I really didn’t want to write about this again, but it looks like the Savannah Chatham Metropolitan Police Department is casting a June 19 car vs. pedestrian crash as vindication of its unpopular crackdown on jaywalking, which was launched last month. With a headline that’s unusually snarky for a police department communication, “Still Think We’re Being too Strict?”, the press release reports the injury of a pedestrian who “was not in a crosswalk at the time of the incident” and promises, “once released from the hospital, the pedestrian will be cited for jaywalking.
I have no problem with traffic crashes being used as cautionary tales to educate the public. However, I’ve heard from some folks who think the police are using this as a “gotcha moment” to challenge criticism of the jaywalking crackdown.

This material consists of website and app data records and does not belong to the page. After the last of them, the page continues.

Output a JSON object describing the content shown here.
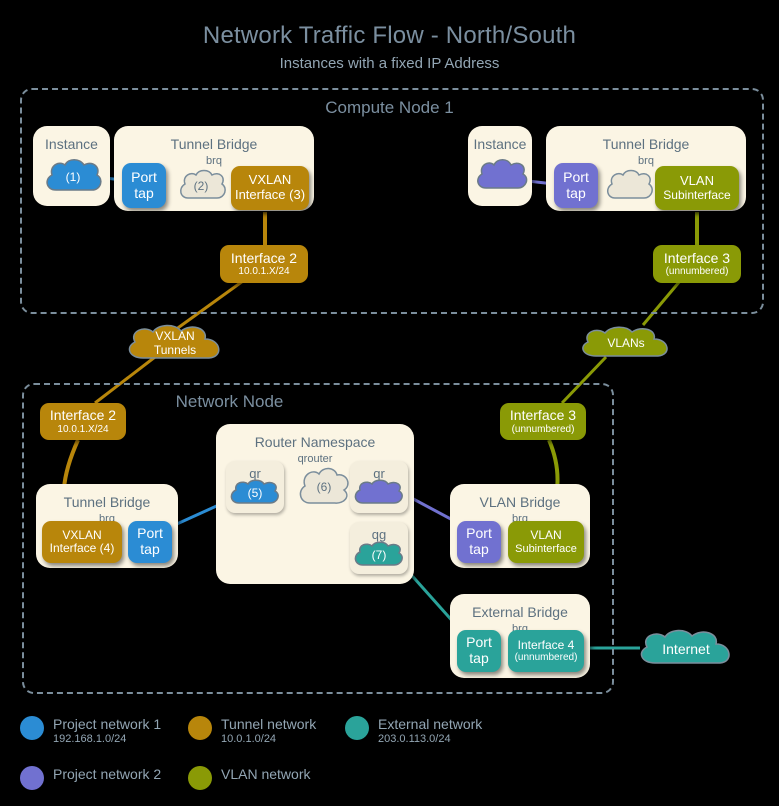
{
  "title": "Network Traffic Flow - North/South",
  "subtitle": "Instances with a fixed IP Address",
  "colors": {
    "project1": "#2b8cd4",
    "project2": "#7171d0",
    "tunnel": "#b8860b",
    "vlan": "#8a9a06",
    "external": "#2aa39a",
    "panel": "#fbf5e4",
    "cloud_neutral": "#ece7d8",
    "border": "#7b8e9c",
    "background": "#000000"
  },
  "zones": {
    "compute": {
      "title": "Compute Node 1"
    },
    "network": {
      "title": "Network Node"
    }
  },
  "compute_left": {
    "instance_panel": {
      "title": "Instance"
    },
    "instance_cloud": {
      "label": "(1)"
    },
    "bridge_panel": {
      "title": "Tunnel Bridge",
      "subtitle": "brq"
    },
    "port_tap": {
      "l1": "Port",
      "l2": "tap"
    },
    "bridge_cloud": {
      "label": "(2)"
    },
    "vxlan_iface": {
      "l1": "VXLAN",
      "l2": "Interface (3)"
    },
    "interface2": {
      "l1": "Interface 2",
      "l2": "10.0.1.X/24"
    }
  },
  "compute_right": {
    "instance_panel": {
      "title": "Instance"
    },
    "bridge_panel": {
      "title": "Tunnel Bridge",
      "subtitle": "brq"
    },
    "port_tap": {
      "l1": "Port",
      "l2": "tap"
    },
    "vlan_sub": {
      "l1": "VLAN",
      "l2": "Subinterface"
    },
    "interface3": {
      "l1": "Interface 3",
      "l2": "(unnumbered)"
    }
  },
  "transit": {
    "vxlan_cloud": {
      "l1": "VXLAN",
      "l2": "Tunnels"
    },
    "vlan_cloud": {
      "l1": "VLANs"
    }
  },
  "network_node": {
    "interface2": {
      "l1": "Interface 2",
      "l2": "10.0.1.X/24"
    },
    "interface3": {
      "l1": "Interface 3",
      "l2": "(unnumbered)"
    },
    "tunnel_bridge": {
      "title": "Tunnel Bridge",
      "subtitle": "brq"
    },
    "tunnel_vxlan_iface": {
      "l1": "VXLAN",
      "l2": "Interface (4)"
    },
    "tunnel_port_tap": {
      "l1": "Port",
      "l2": "tap"
    },
    "router_ns": {
      "title": "Router Namespace",
      "subtitle": "qrouter"
    },
    "qr_left": {
      "label": "qr",
      "cloud": "(5)"
    },
    "router_cloud": {
      "label": "(6)"
    },
    "qr_right": {
      "label": "qr",
      "cloud": ""
    },
    "qg": {
      "label": "qg",
      "cloud": "(7)"
    },
    "vlan_bridge": {
      "title": "VLAN Bridge",
      "subtitle": "brq"
    },
    "vlan_port_tap": {
      "l1": "Port",
      "l2": "tap"
    },
    "vlan_sub": {
      "l1": "VLAN",
      "l2": "Subinterface"
    },
    "external_bridge": {
      "title": "External Bridge",
      "subtitle": "brq"
    },
    "external_port_tap": {
      "l1": "Port",
      "l2": "tap"
    },
    "interface4": {
      "l1": "Interface 4",
      "l2": "(unnumbered)"
    }
  },
  "internet": {
    "label": "Internet"
  },
  "legend": [
    {
      "color": "#2b8cd4",
      "name": "Project network 1",
      "subnet": "192.168.1.0/24"
    },
    {
      "color": "#7171d0",
      "name": "Project network 2",
      "subnet": ""
    },
    {
      "color": "#b8860b",
      "name": "Tunnel network",
      "subnet": "10.0.1.0/24"
    },
    {
      "color": "#8a9a06",
      "name": "VLAN network",
      "subnet": ""
    },
    {
      "color": "#2aa39a",
      "name": "External network",
      "subnet": "203.0.113.0/24"
    }
  ]
}
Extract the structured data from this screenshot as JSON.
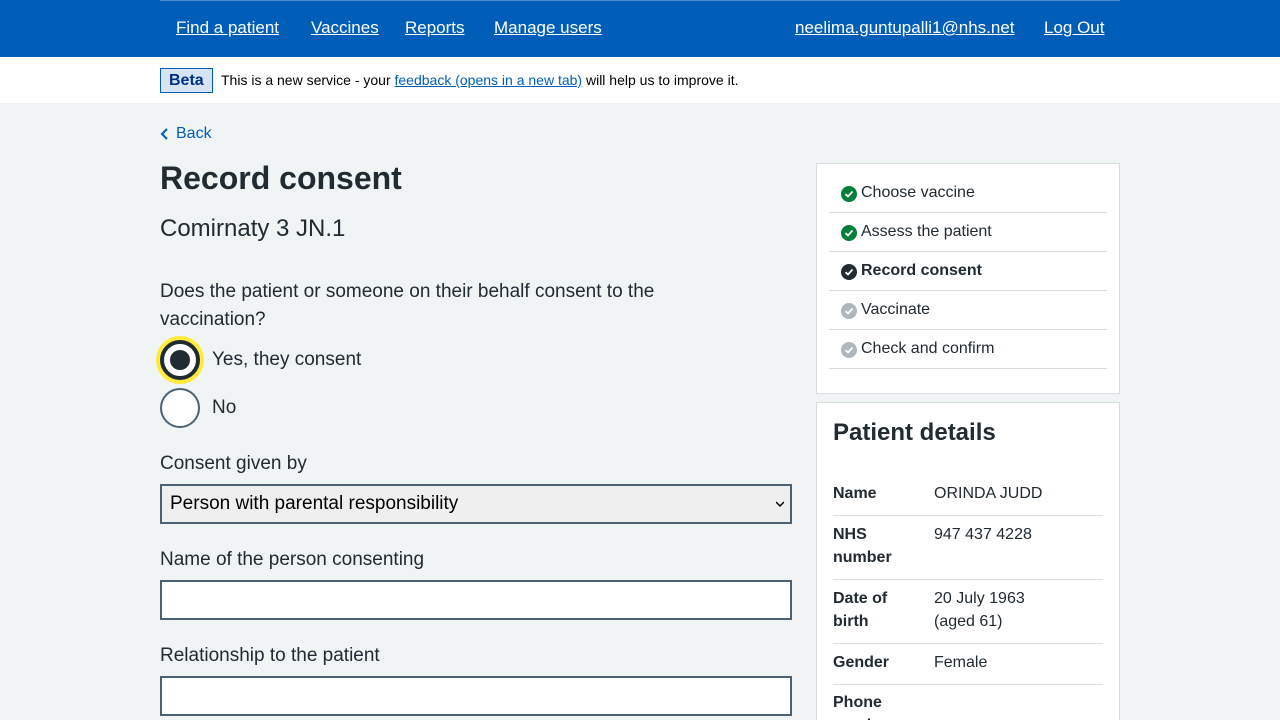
{
  "nav": {
    "find_patient": "Find a patient",
    "vaccines": "Vaccines",
    "reports": "Reports",
    "manage_users": "Manage users",
    "user_email": "neelima.guntupalli1@nhs.net",
    "log_out": "Log Out"
  },
  "beta": {
    "tag": "Beta",
    "text_before": "This is a new service - your ",
    "link": "feedback (opens in a new tab)",
    "text_after": " will help us to improve it."
  },
  "back_label": "Back",
  "page_title": "Record consent",
  "vaccine_name": "Comirnaty 3 JN.1",
  "consent_question": "Does the patient or someone on their behalf consent to the vaccination?",
  "consent_options": [
    {
      "label": "Yes, they consent",
      "selected": true
    },
    {
      "label": "No",
      "selected": false
    }
  ],
  "consent_given_by": {
    "label": "Consent given by",
    "selected": "Person with parental responsibility"
  },
  "person_name": {
    "label": "Name of the person consenting",
    "value": ""
  },
  "relationship": {
    "label": "Relationship to the patient",
    "value": ""
  },
  "steps": [
    {
      "label": "Choose vaccine",
      "status": "complete"
    },
    {
      "label": "Assess the patient",
      "status": "complete"
    },
    {
      "label": "Record consent",
      "status": "current"
    },
    {
      "label": "Vaccinate",
      "status": "pending"
    },
    {
      "label": "Check and confirm",
      "status": "pending"
    }
  ],
  "patient_details": {
    "title": "Patient details",
    "rows": [
      {
        "key": "Name",
        "value": "ORINDA JUDD"
      },
      {
        "key": "NHS number",
        "value": "947 437 4228"
      },
      {
        "key": "Date of birth",
        "value": "20 July 1963 (aged 61)"
      },
      {
        "key": "Gender",
        "value": "Female"
      },
      {
        "key": "Phone number",
        "value": ""
      }
    ]
  },
  "colors": {
    "header_blue": "#005eb8",
    "complete_green": "#007f3b",
    "current_dark": "#212b32",
    "pending_grey": "#aeb7bd",
    "focus_yellow": "#ffeb3b"
  }
}
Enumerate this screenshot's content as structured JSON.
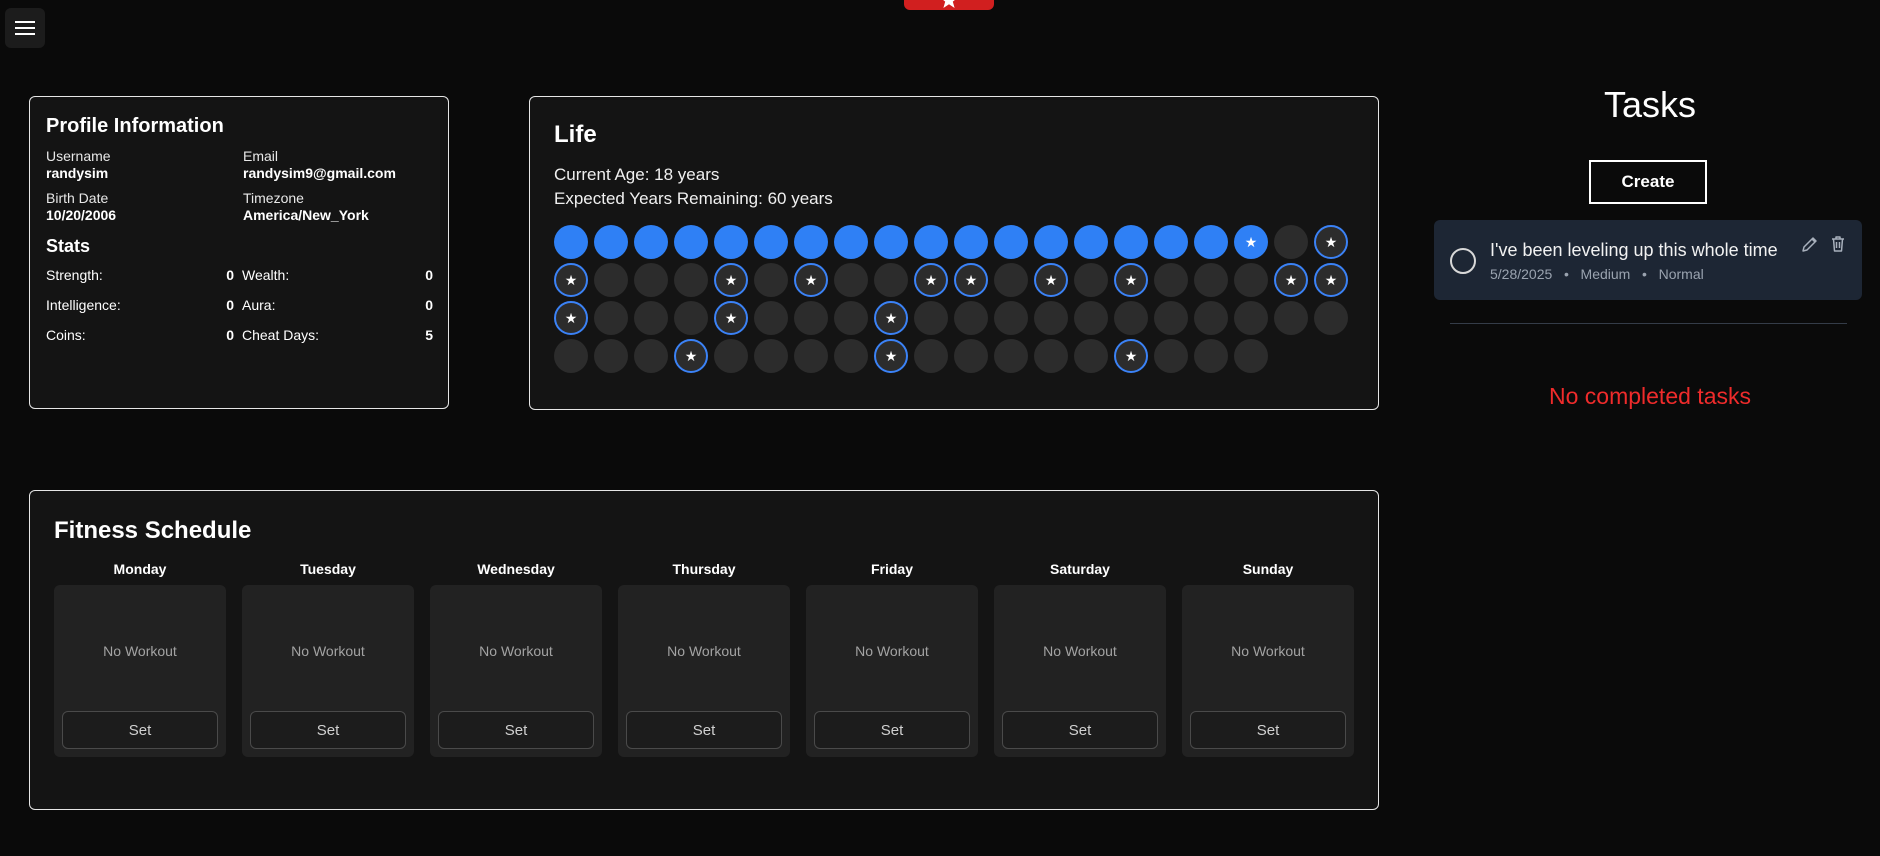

And couldn’t this latest car vs. pedestrian crash just as easily be worked the opposite way? Instead of proving the need for a crackdown, couldn’t it just as easily be spun as evidence that the crackdown hasn’t worked? After all, the police department’s well-publicized and enthusiastically executed crackdown on pedestrians didn’t prevent this incident. In fact, the latest crash would seem offer evidence that citing pedestrians for even the slightest infraction does not generally improve public safety (which is the conclusion of every item of research on the topic I’ve been able to find). Does it also explain why law enforcement agencies that undertake similar enforcement campaigns eventually abandon them?
Please understand that I do not wish to vilify the police nor do I disagree with the enforcement of city ordinances. I imagine the police felt compelled to do something after a foreign dignitary was killed in a downtown crosswalk, generating international attention. Unfortunately, the response has burned through police staff hours, pedestrians’ wallets and public goodwill for the department.
Meanwhile, the opposition to the jaywalking crackdown has turned out to be a pretty big tent, attracting not only those who question the effectiveness of the practice and the potential damage done to the city’s reputation as a walkable destination, but also those who have used it as a base from which to attack parking enforcement, which is beneficial to pedestrians (and something we need more of, not less). Others see the crackdown as a conspiracy to boost city government revenues. Some even view it as a test case for advancing libertarian political ideologies.
Now into the fray, I’m afraid, comes a third group comprised of motorists, who think the pedestrian’s sole role is to stay out of the way — even in environments that were designed for pedestrians. You might call it a “a gradual shifting in the balance of responsibility for safety onto the pedestrian” kicked into overdrive and it’s something Bill Dawers predicted some time ago:
“I fear that this recent high-profile campaign targeting pedestrians only reinforced many drivers’ misplaced sense of entitlement on downtown streets.”
When enforcement efforts are aimed almost exclusively at people on foot, it conveys the idea that pedestrians belong at the bottom of the urban mobility food chain. I detect many people are responding to this as references to “idiot pedestrians” and similarly derogatory terms seem to be on the uptick in both online and in-person conversations locally.
All this has distracted attention from the questions we really ought to be asking as a community: What are the best practice models for reducing injuries and deaths and how can we implement them here? Here’s hoping we can take a deep breath, develop sensible strategies for addressing the problem and support the police and other agencies as they work to make Savannah’s streets safer.
Illustration from “Jaywalking and the Invention of the Motor Age Street,” by Peter Norton.